** Data in this exercise **
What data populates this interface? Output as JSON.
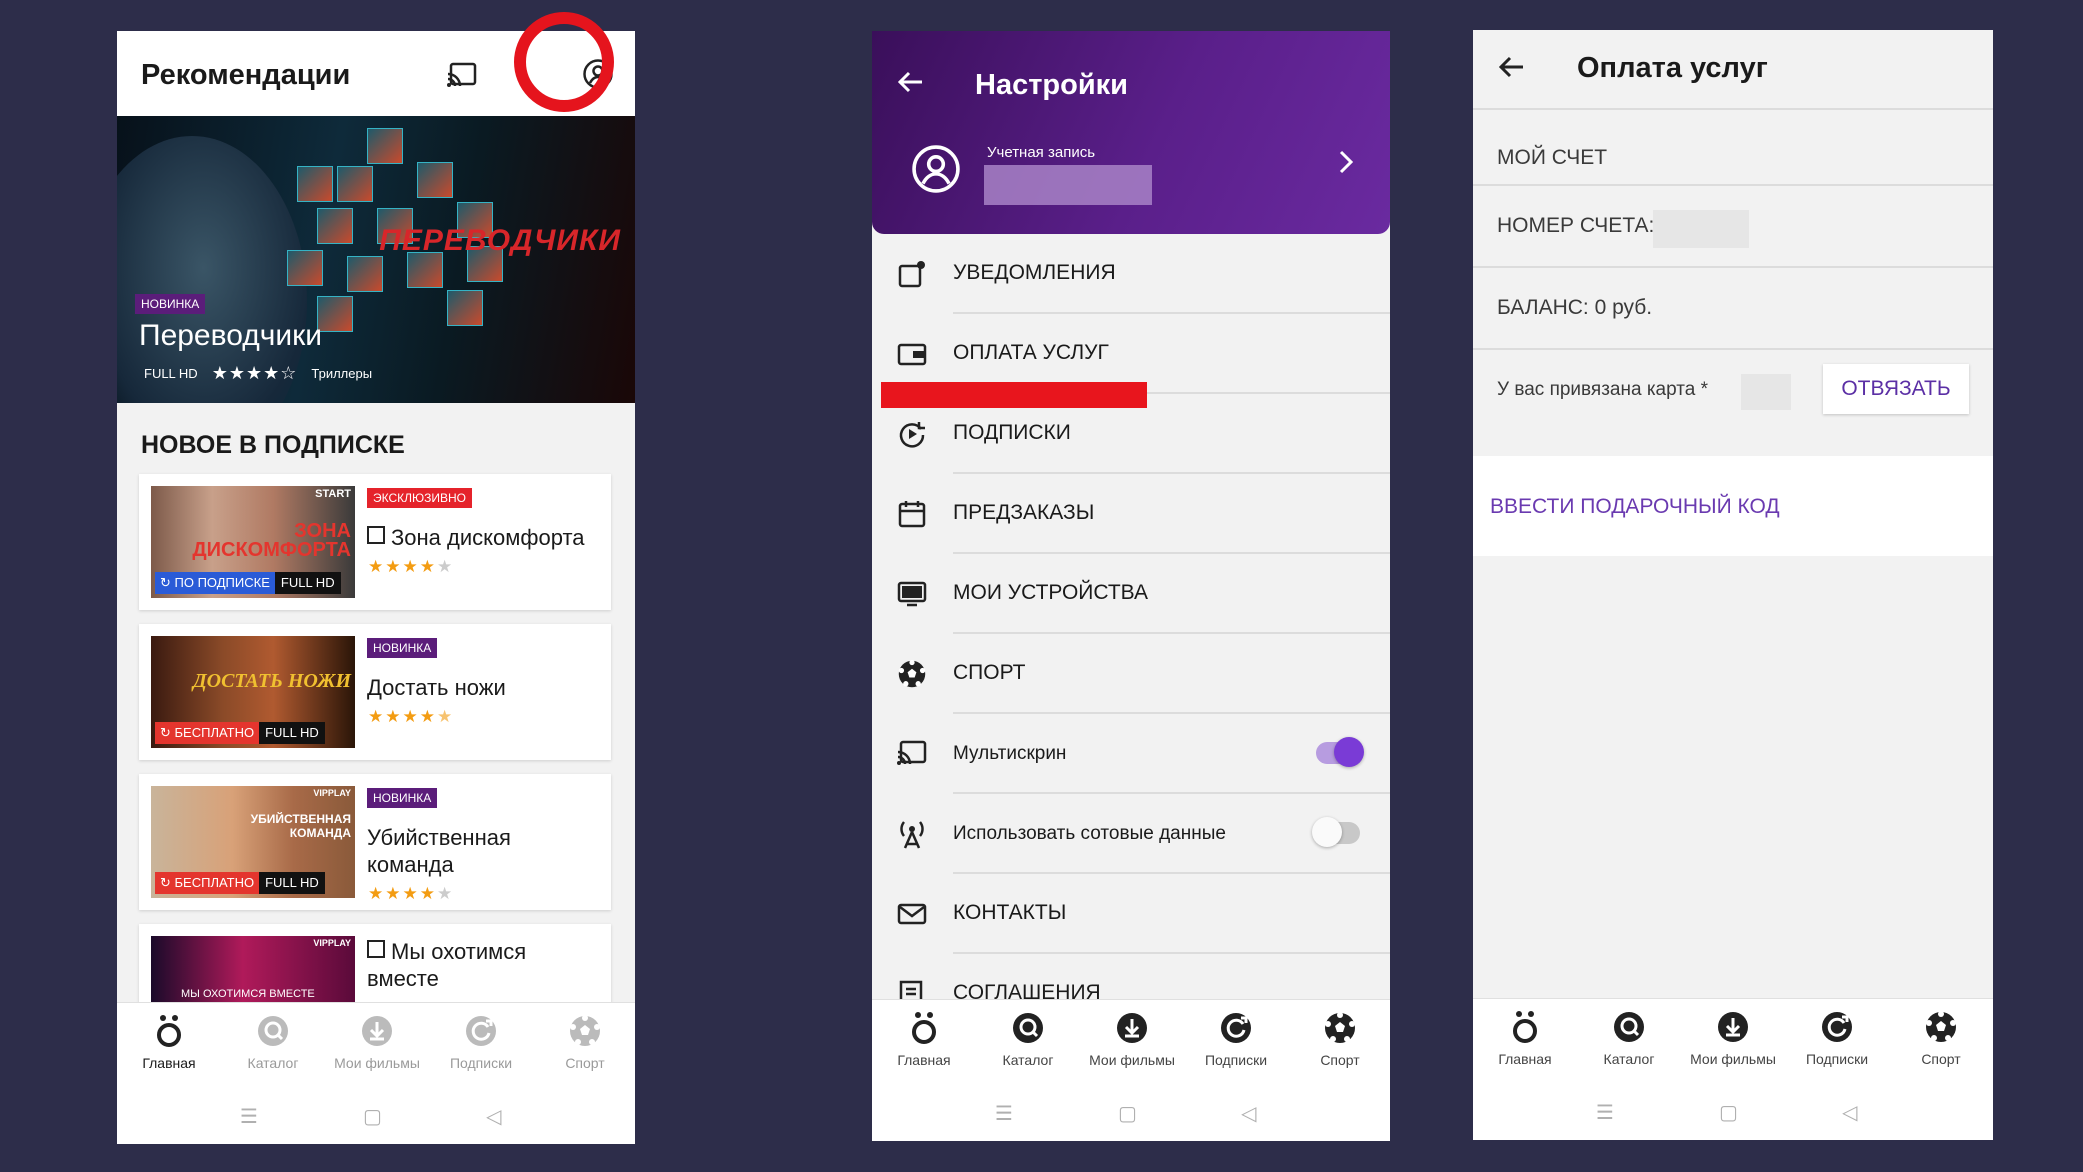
{
  "screen1": {
    "title": "Рекомендации",
    "hero": {
      "poster_title": "ПЕРЕВОДЧИКИ",
      "tag": "НОВИНКА",
      "name": "Переводчики",
      "quality": "FULL HD",
      "rating": "★★★★☆",
      "genre": "Триллеры"
    },
    "section_title": "НОВОЕ В ПОДПИСКЕ",
    "cards": [
      {
        "tag": "ЭКСКЛЮЗИВНО",
        "title": "Зона дискомфорта",
        "rating": 4,
        "access": "ПО ПОДПИСКЕ",
        "quality": "FULL HD",
        "poster_text": "ЗОНА ДИСКОМФОРТА",
        "poster_logo": "START"
      },
      {
        "tag": "НОВИНКА",
        "title": "Достать ножи",
        "rating": 4.5,
        "access": "БЕСПЛАТНО",
        "quality": "FULL HD",
        "poster_text": "ДОСТАТЬ НОЖИ"
      },
      {
        "tag": "НОВИНКА",
        "title": "Убийственная команда",
        "rating": 4,
        "access": "БЕСПЛАТНО",
        "quality": "FULL HD",
        "poster_text": "УБИЙСТВЕННАЯ КОМАНДА",
        "poster_logo": "VIPPLAY"
      },
      {
        "tag": "",
        "title": "Мы охотимся вместе",
        "poster_text": "МЫ ОХОТИМСЯ ВМЕСТЕ",
        "poster_logo": "VIPPLAY"
      }
    ]
  },
  "nav": {
    "items": [
      {
        "label": "Главная",
        "icon": "home-logo-icon"
      },
      {
        "label": "Каталог",
        "icon": "catalog-icon"
      },
      {
        "label": "Мои фильмы",
        "icon": "download-icon"
      },
      {
        "label": "Подписки",
        "icon": "subscriptions-icon"
      },
      {
        "label": "Спорт",
        "icon": "soccer-ball-icon"
      }
    ]
  },
  "screen2": {
    "title": "Настройки",
    "account_label": "Учетная запись",
    "items": [
      {
        "label": "УВЕДОМЛЕНИЯ",
        "icon": "notifications-icon"
      },
      {
        "label": "ОПЛАТА УСЛУГ",
        "icon": "wallet-icon"
      },
      {
        "label": "ПОДПИСКИ",
        "icon": "subscriptions-icon"
      },
      {
        "label": "ПРЕДЗАКАЗЫ",
        "icon": "calendar-icon"
      },
      {
        "label": "МОИ УСТРОЙСТВА",
        "icon": "devices-icon"
      },
      {
        "label": "СПОРТ",
        "icon": "soccer-ball-icon"
      },
      {
        "label": "Мультискрин",
        "icon": "cast-icon",
        "toggle": true
      },
      {
        "label": "Использовать сотовые данные",
        "icon": "antenna-icon",
        "toggle": false
      },
      {
        "label": "КОНТАКТЫ",
        "icon": "mail-icon"
      },
      {
        "label": "СОГЛАШЕНИЯ",
        "icon": "document-icon"
      }
    ]
  },
  "screen3": {
    "title": "Оплата услуг",
    "my_account": "МОЙ СЧЕТ",
    "account_number_label": "НОМЕР СЧЕТА:",
    "balance": "БАЛАНС: 0 руб.",
    "card_bound": "У вас привязана карта *",
    "unbind_label": "ОТВЯЗАТЬ",
    "gift_code": "ВВЕСТИ ПОДАРОЧНЫЙ КОД"
  },
  "colors": {
    "accent": "#6a2aa0",
    "highlight": "#e5141d",
    "star": "#f39c12"
  }
}
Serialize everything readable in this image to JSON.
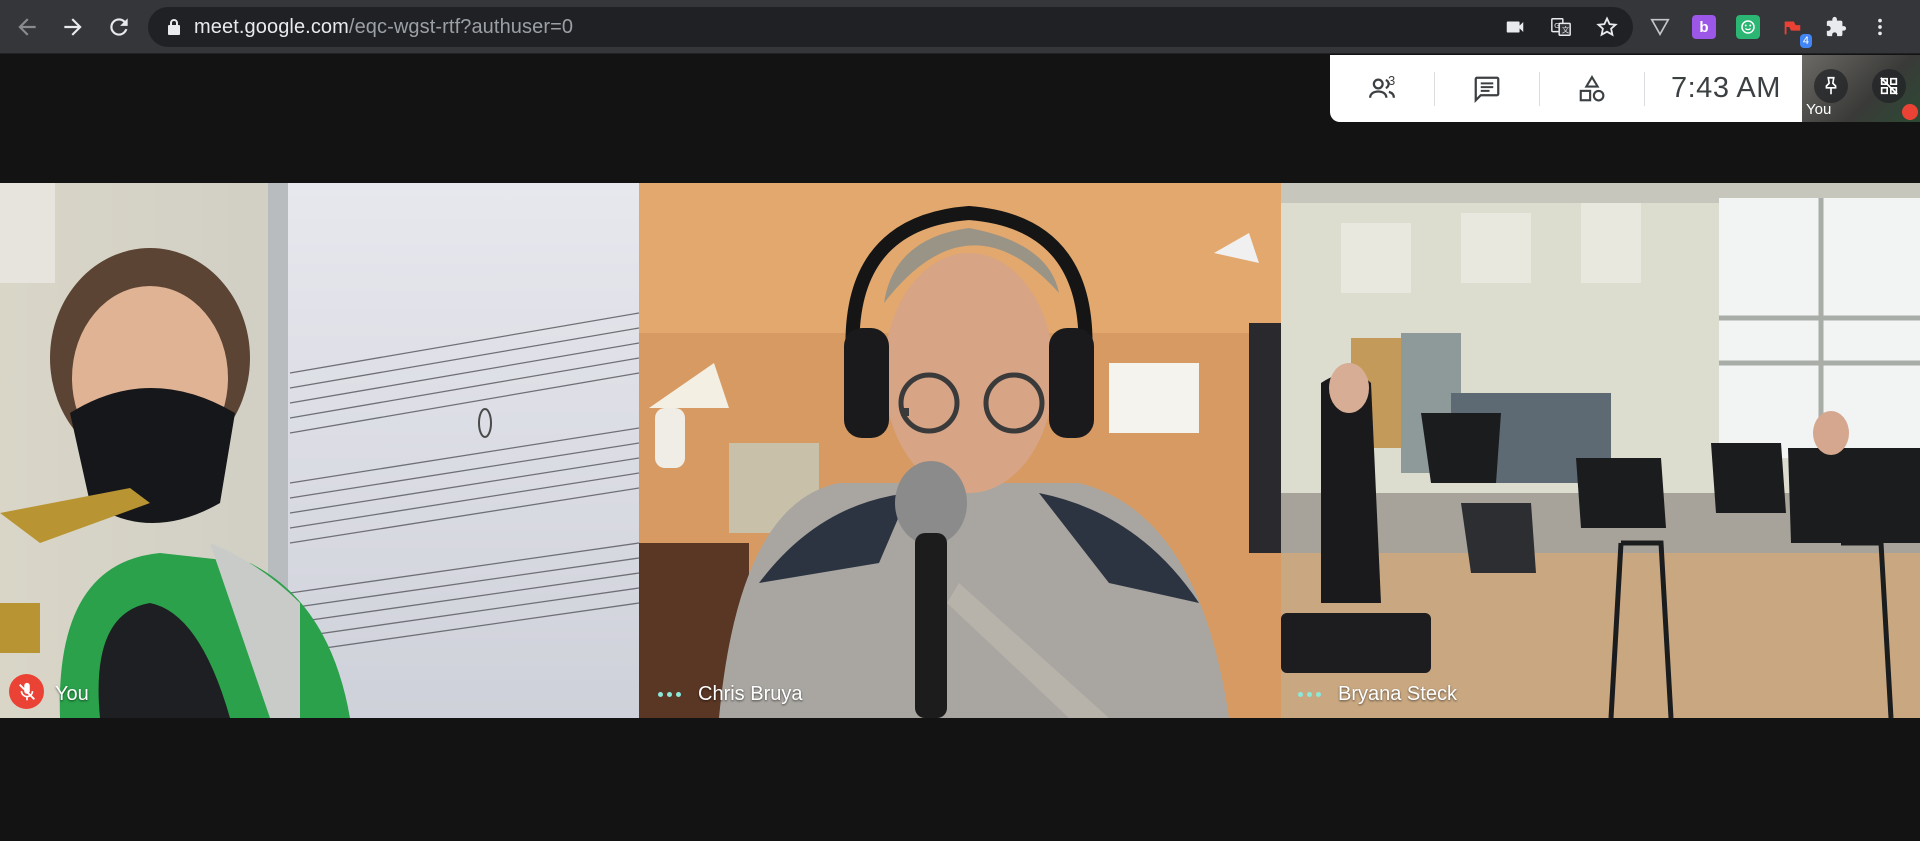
{
  "browser": {
    "url_host": "meet.google.com",
    "url_path": "/eqc-wgst-rtf?authuser=0",
    "extensions": [
      {
        "name": "shield-extension-icon",
        "color": "#35363a",
        "text": ""
      },
      {
        "name": "b-extension-icon",
        "color": "#9c57e8",
        "text": "b"
      },
      {
        "name": "smile-extension-icon",
        "color": "#2bb673",
        "text": ""
      },
      {
        "name": "flag-extension-icon",
        "color": "#e8eaed",
        "text": "",
        "badge": "4"
      }
    ]
  },
  "meet_panel": {
    "people_count": "3",
    "time": "7:43  AM"
  },
  "self_view": {
    "label": "You"
  },
  "participants": [
    {
      "name": "You",
      "muted": true
    },
    {
      "name": "Chris Bruya",
      "muted": false
    },
    {
      "name": "Bryana Steck",
      "muted": false
    }
  ],
  "colors": {
    "background": "#131314",
    "panel": "#ffffff",
    "muted_red": "#ea4335",
    "speaking_dots": "#8ce8d8"
  }
}
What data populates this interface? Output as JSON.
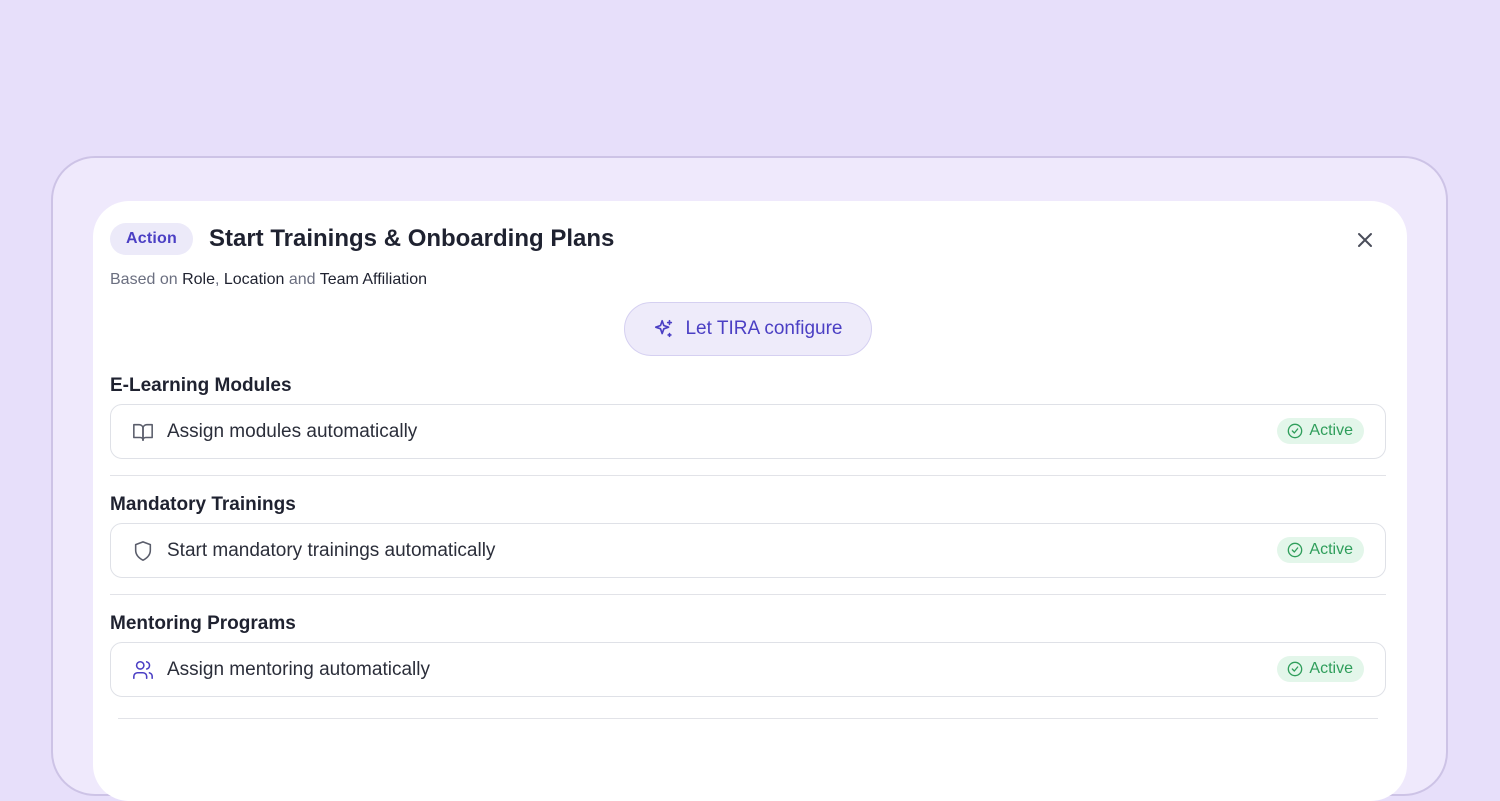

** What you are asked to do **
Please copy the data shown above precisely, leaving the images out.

** Response box **
What data populates this interface? Output as JSON.
{
  "screen1": {
    "title": "Рекомендации",
    "hero": {
      "poster_title": "ПЕРЕВОДЧИКИ",
      "tag": "НОВИНКА",
      "name": "Переводчики",
      "quality": "FULL HD",
      "rating": "★★★★☆",
      "genre": "Триллеры"
    },
    "section_title": "НОВОЕ В ПОДПИСКЕ",
    "cards": [
      {
        "tag": "ЭКСКЛЮЗИВНО",
        "title": "Зона дискомфорта",
        "rating": 4,
        "access": "ПО ПОДПИСКЕ",
        "quality": "FULL HD",
        "poster_text": "ЗОНА ДИСКОМФОРТА",
        "poster_logo": "START"
      },
      {
        "tag": "НОВИНКА",
        "title": "Достать ножи",
        "rating": 4.5,
        "access": "БЕСПЛАТНО",
        "quality": "FULL HD",
        "poster_text": "ДОСТАТЬ НОЖИ"
      },
      {
        "tag": "НОВИНКА",
        "title": "Убийственная команда",
        "rating": 4,
        "access": "БЕСПЛАТНО",
        "quality": "FULL HD",
        "poster_text": "УБИЙСТВЕННАЯ КОМАНДА",
        "poster_logo": "VIPPLAY"
      },
      {
        "tag": "",
        "title": "Мы охотимся вместе",
        "poster_text": "МЫ ОХОТИМСЯ ВМЕСТЕ",
        "poster_logo": "VIPPLAY"
      }
    ]
  },
  "nav": {
    "items": [
      {
        "label": "Главная",
        "icon": "home-logo-icon"
      },
      {
        "label": "Каталог",
        "icon": "catalog-icon"
      },
      {
        "label": "Мои фильмы",
        "icon": "download-icon"
      },
      {
        "label": "Подписки",
        "icon": "subscriptions-icon"
      },
      {
        "label": "Спорт",
        "icon": "soccer-ball-icon"
      }
    ]
  },
  "screen2": {
    "title": "Настройки",
    "account_label": "Учетная запись",
    "items": [
      {
        "label": "УВЕДОМЛЕНИЯ",
        "icon": "notifications-icon"
      },
      {
        "label": "ОПЛАТА УСЛУГ",
        "icon": "wallet-icon"
      },
      {
        "label": "ПОДПИСКИ",
        "icon": "subscriptions-icon"
      },
      {
        "label": "ПРЕДЗАКАЗЫ",
        "icon": "calendar-icon"
      },
      {
        "label": "МОИ УСТРОЙСТВА",
        "icon": "devices-icon"
      },
      {
        "label": "СПОРТ",
        "icon": "soccer-ball-icon"
      },
      {
        "label": "Мультискрин",
        "icon": "cast-icon",
        "toggle": true
      },
      {
        "label": "Использовать сотовые данные",
        "icon": "antenna-icon",
        "toggle": false
      },
      {
        "label": "КОНТАКТЫ",
        "icon": "mail-icon"
      },
      {
        "label": "СОГЛАШЕНИЯ",
        "icon": "document-icon"
      }
    ]
  },
  "screen3": {
    "title": "Оплата услуг",
    "my_account": "МОЙ СЧЕТ",
    "account_number_label": "НОМЕР СЧЕТА:",
    "balance": "БАЛАНС: 0 руб.",
    "card_bound": "У вас привязана карта *",
    "unbind_label": "ОТВЯЗАТЬ",
    "gift_code": "ВВЕСТИ ПОДАРОЧНЫЙ КОД"
  },
  "colors": {
    "accent": "#6a2aa0",
    "highlight": "#e5141d",
    "star": "#f39c12"
  }
}
Serialize everything readable in this image to JSON.
{
  "browser": {
    "url_host": "meet.google.com",
    "url_path": "/eqc-wgst-rtf?authuser=0",
    "extensions": [
      {
        "name": "shield-extension-icon",
        "color": "#35363a",
        "text": ""
      },
      {
        "name": "b-extension-icon",
        "color": "#9c57e8",
        "text": "b"
      },
      {
        "name": "smile-extension-icon",
        "color": "#2bb673",
        "text": ""
      },
      {
        "name": "flag-extension-icon",
        "color": "#e8eaed",
        "text": "",
        "badge": "4"
      }
    ]
  },
  "meet_panel": {
    "people_count": "3",
    "time": "7:43  AM"
  },
  "self_view": {
    "label": "You"
  },
  "participants": [
    {
      "name": "You",
      "muted": true
    },
    {
      "name": "Chris Bruya",
      "muted": false
    },
    {
      "name": "Bryana Steck",
      "muted": false
    }
  ],
  "colors": {
    "background": "#131314",
    "panel": "#ffffff",
    "muted_red": "#ea4335",
    "speaking_dots": "#8ce8d8"
  }
}
What data populates this interface? Output as JSON.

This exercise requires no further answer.